The medial ganglionic eminence (MGE) gives rise to the majority of mouse forebrain interneurons. Here, we examine the lineage relationship among MGE-derived interneurons using a replication-defective retroviral library containing a highly diverse set of DNA barcodes. Recovering the barcodes from the mature progeny of infected progenitor cells enabled us to unambiguously determine their respective lineal relationship. We found that clonal dispersion occurs across large areas of the brain and is not restricted by anatomical divisions. As such, sibling interneurons can populate the cortex, hippocampus striatum, and globus pallidus. The majority of interneurons appeared to be generated from asymmetric divisions of MGE progenitor cells, followed by symmetric divisions within the subventricular zone. Altogether, our findings uncover that lineage relationships do not appear to determine interneuron allocation to particular regions. As such, it is likely that clonally related interneurons have considerable flexibility as to the particular forebrain circuits to which they can contribute.

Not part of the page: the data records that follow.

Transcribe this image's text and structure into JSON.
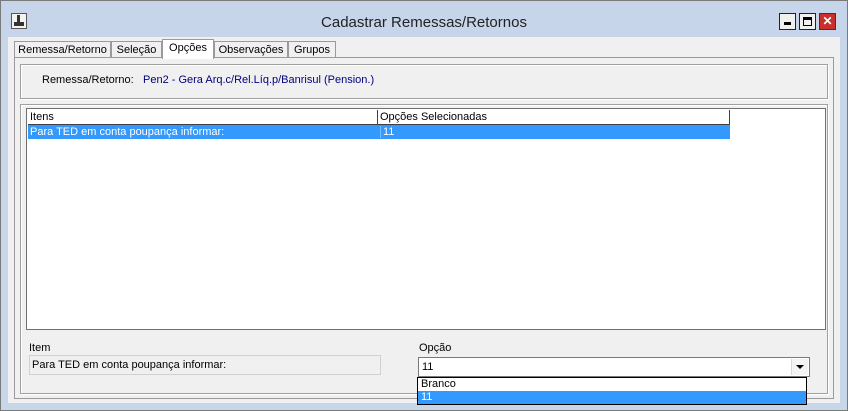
{
  "window": {
    "title": "Cadastrar Remessas/Retornos"
  },
  "controls": {
    "minimize_icon": "minimize-icon",
    "maximize_icon": "maximize-icon",
    "close_glyph": "✕"
  },
  "tabs": [
    "Remessa/Retorno",
    "Seleção",
    "Opções",
    "Observações",
    "Grupos"
  ],
  "active_tab": "Opções",
  "remessa": {
    "label": "Remessa/Retorno:",
    "value": "Pen2 - Gera Arq.c/Rel.Líq.p/Banrisul (Pension.)"
  },
  "grid": {
    "columns": [
      "Itens",
      "Opções Selecionadas"
    ],
    "rows": [
      {
        "item": "Para TED em conta poupança informar:",
        "option": "11"
      }
    ]
  },
  "form": {
    "item_label": "Item",
    "item_value": "Para TED em conta poupança informar:",
    "option_label": "Opção",
    "option_value": "11",
    "options": [
      "Branco",
      "11"
    ]
  },
  "colors": {
    "selection": "#3399ff",
    "title_bar": "#c6d5ea",
    "close_button": "#c9302c"
  }
}
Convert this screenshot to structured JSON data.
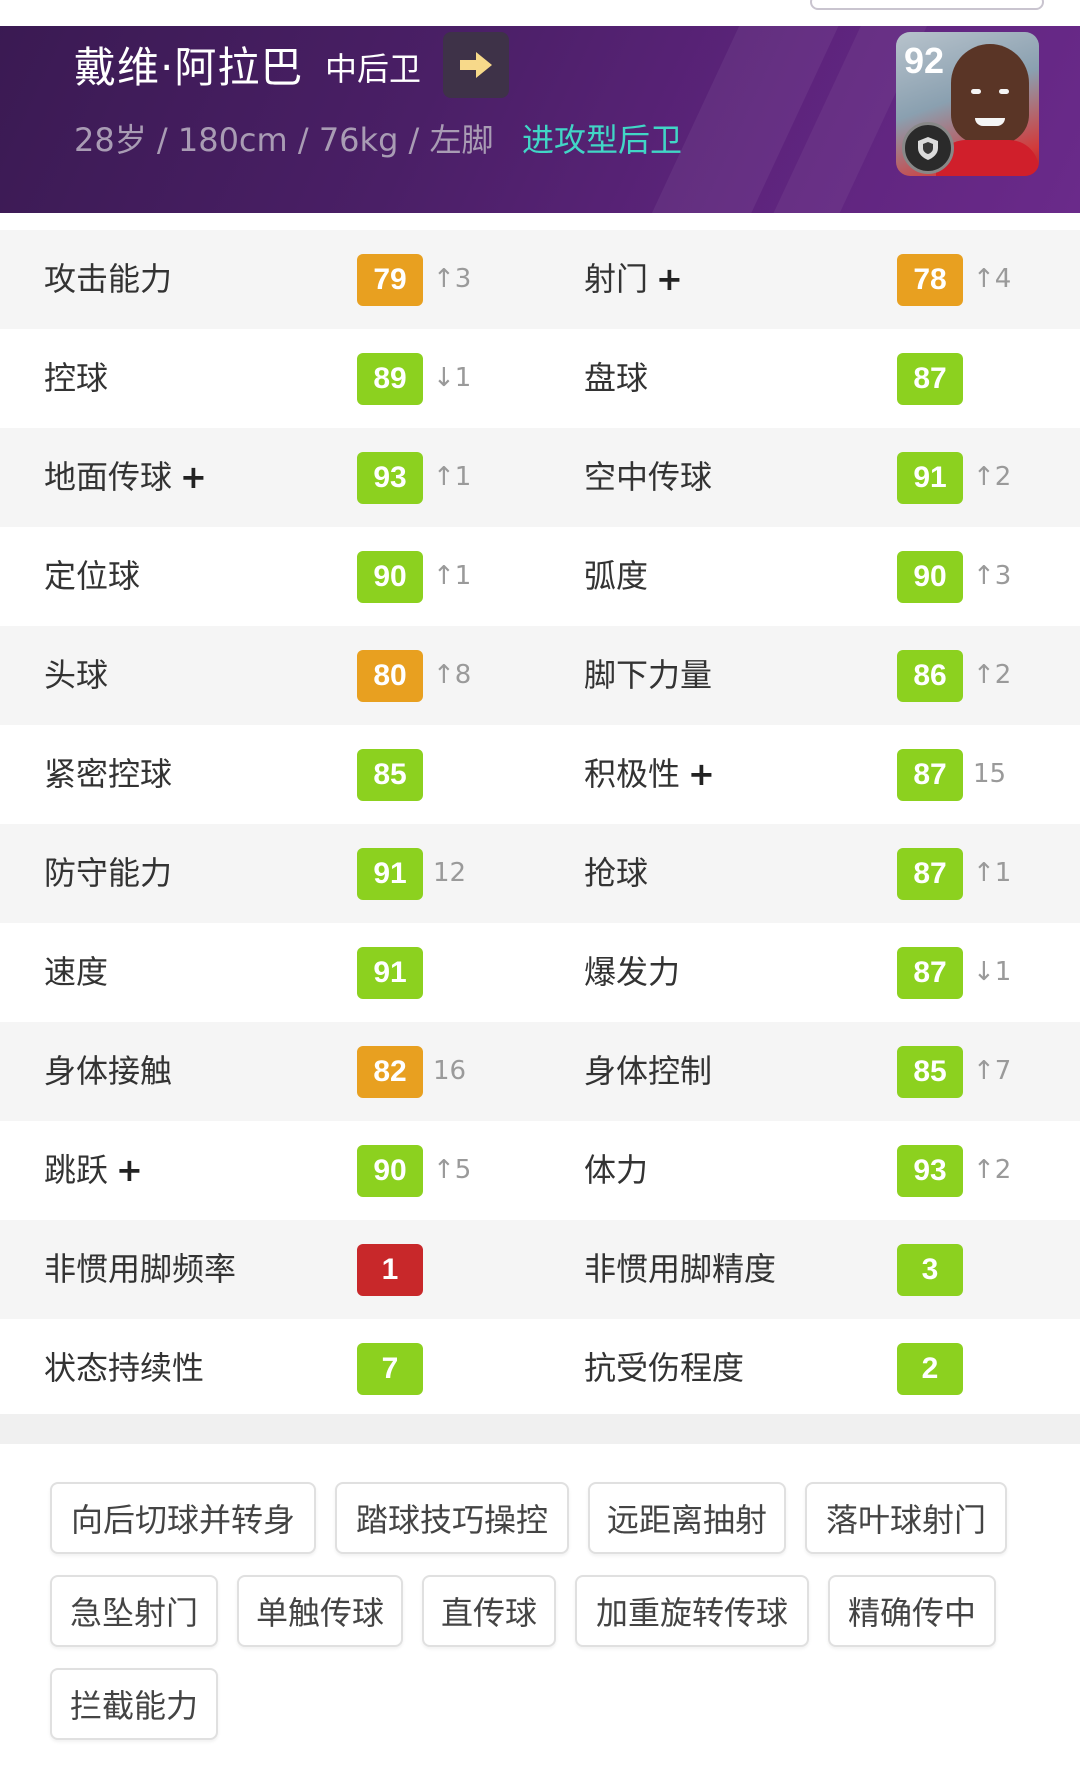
{
  "player": {
    "name": "戴维·阿拉巴",
    "position": "中后卫",
    "meta": "28岁 / 180cm / 76kg / 左脚",
    "style": "进攻型后卫",
    "rating": "92"
  },
  "colors": {
    "green": "#8cd11f",
    "orange": "#e8a020",
    "red": "#c8282a",
    "header": "#4a1f66",
    "style_text": "#41d6c6"
  },
  "stats": [
    {
      "left": {
        "label": "攻击能力",
        "plus": false,
        "value": "79",
        "color": "orange",
        "delta": "↑3"
      },
      "right": {
        "label": "射门",
        "plus": true,
        "value": "78",
        "color": "orange",
        "delta": "↑4"
      }
    },
    {
      "left": {
        "label": "控球",
        "plus": false,
        "value": "89",
        "color": "green",
        "delta": "↓1"
      },
      "right": {
        "label": "盘球",
        "plus": false,
        "value": "87",
        "color": "green",
        "delta": ""
      }
    },
    {
      "left": {
        "label": "地面传球",
        "plus": true,
        "value": "93",
        "color": "green",
        "delta": "↑1"
      },
      "right": {
        "label": "空中传球",
        "plus": false,
        "value": "91",
        "color": "green",
        "delta": "↑2"
      }
    },
    {
      "left": {
        "label": "定位球",
        "plus": false,
        "value": "90",
        "color": "green",
        "delta": "↑1"
      },
      "right": {
        "label": "弧度",
        "plus": false,
        "value": "90",
        "color": "green",
        "delta": "↑3"
      }
    },
    {
      "left": {
        "label": "头球",
        "plus": false,
        "value": "80",
        "color": "orange",
        "delta": "↑8"
      },
      "right": {
        "label": "脚下力量",
        "plus": false,
        "value": "86",
        "color": "green",
        "delta": "↑2"
      }
    },
    {
      "left": {
        "label": "紧密控球",
        "plus": false,
        "value": "85",
        "color": "green",
        "delta": ""
      },
      "right": {
        "label": "积极性",
        "plus": true,
        "value": "87",
        "color": "green",
        "delta": "15"
      }
    },
    {
      "left": {
        "label": "防守能力",
        "plus": false,
        "value": "91",
        "color": "green",
        "delta": "12"
      },
      "right": {
        "label": "抢球",
        "plus": false,
        "value": "87",
        "color": "green",
        "delta": "↑1"
      }
    },
    {
      "left": {
        "label": "速度",
        "plus": false,
        "value": "91",
        "color": "green",
        "delta": ""
      },
      "right": {
        "label": "爆发力",
        "plus": false,
        "value": "87",
        "color": "green",
        "delta": "↓1"
      }
    },
    {
      "left": {
        "label": "身体接触",
        "plus": false,
        "value": "82",
        "color": "orange",
        "delta": "16"
      },
      "right": {
        "label": "身体控制",
        "plus": false,
        "value": "85",
        "color": "green",
        "delta": "↑7"
      }
    },
    {
      "left": {
        "label": "跳跃",
        "plus": true,
        "value": "90",
        "color": "green",
        "delta": "↑5"
      },
      "right": {
        "label": "体力",
        "plus": false,
        "value": "93",
        "color": "green",
        "delta": "↑2"
      }
    },
    {
      "left": {
        "label": "非惯用脚频率",
        "plus": false,
        "value": "1",
        "color": "red",
        "delta": ""
      },
      "right": {
        "label": "非惯用脚精度",
        "plus": false,
        "value": "3",
        "color": "green",
        "delta": ""
      }
    },
    {
      "left": {
        "label": "状态持续性",
        "plus": false,
        "value": "7",
        "color": "green",
        "delta": ""
      },
      "right": {
        "label": "抗受伤程度",
        "plus": false,
        "value": "2",
        "color": "green",
        "delta": ""
      }
    }
  ],
  "skills": [
    "向后切球并转身",
    "踏球技巧操控",
    "远距离抽射",
    "落叶球射门",
    "急坠射门",
    "单触传球",
    "直传球",
    "加重旋转传球",
    "精确传中",
    "拦截能力"
  ],
  "icons": {
    "arrow": "arrow-right-icon",
    "club": "club-badge-icon"
  }
}
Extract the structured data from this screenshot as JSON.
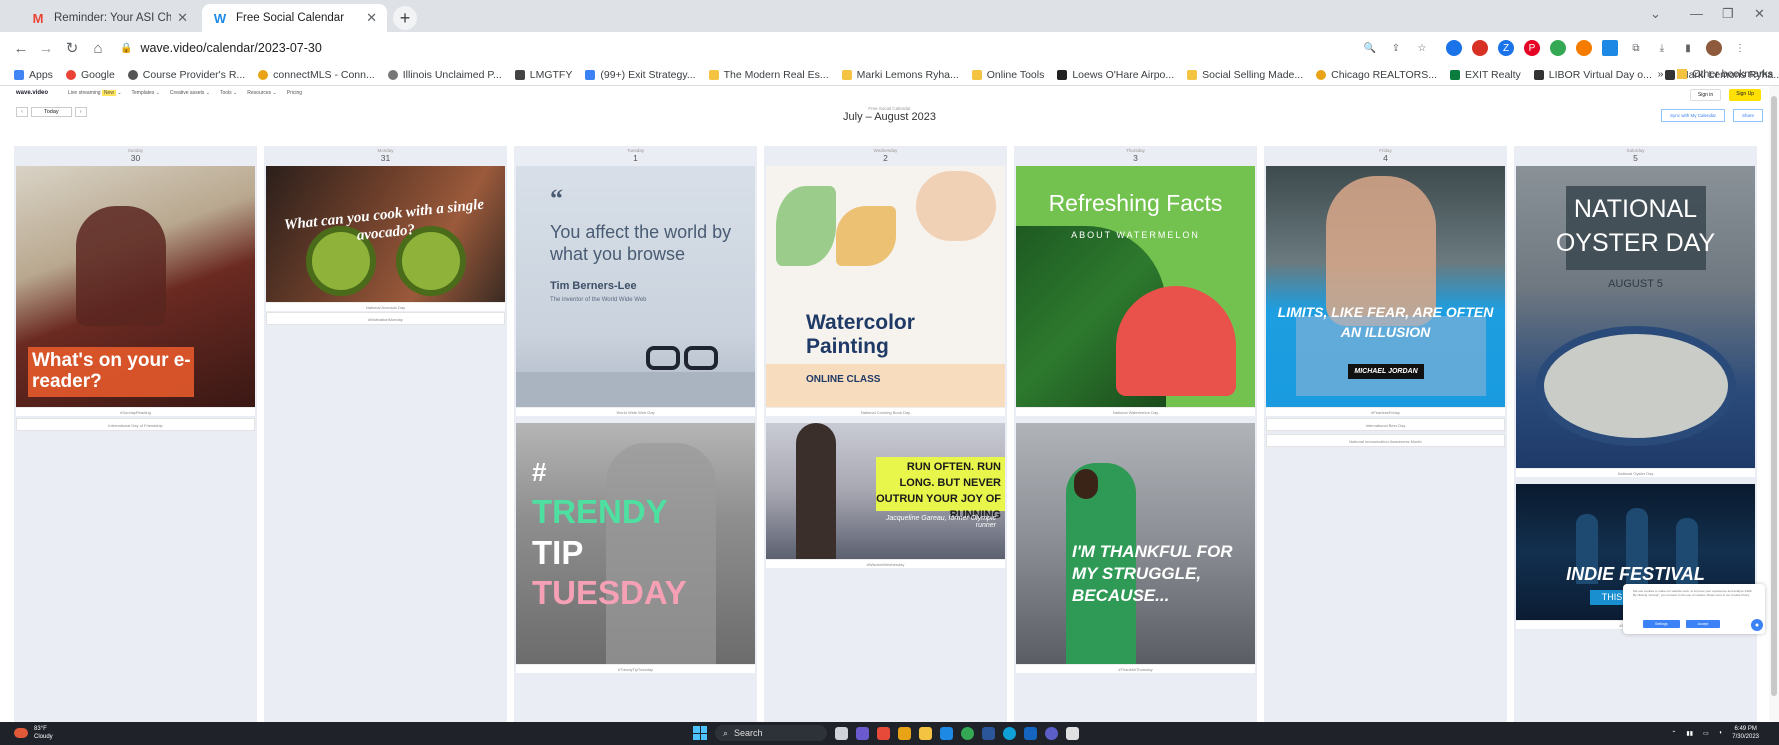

There are many transgenic GFP reporter lines that allow the visualization of specific populations of cells. Using such lines for functional studies requires a method that transforms GFP into a molecule that enables genetic manipulation. We developed a method that exploits GFP for gene manipulation, Cre recombinase dependent on GFP (CRE-DOG), a split component system that uses GFP and its derivatives to directly induce Cre/loxP recombination. Using plasmid electroporation and AAV viral vectors, we delivered CRE-DOG to multiple GFP mouse lines, which led to effective recombination selectively in GFP-labeled cells. Furthermore, CRE-DOG enabled optogenetic control of these neurons. Beyond providing a new set of tools for manipulation of gene expression selectively in GFP(+) cells, we found that GFP can be used to reconstitute the activity of a protein not known to have a modular structure, suggesting that this strategy might be applicable to a wide range of proteins.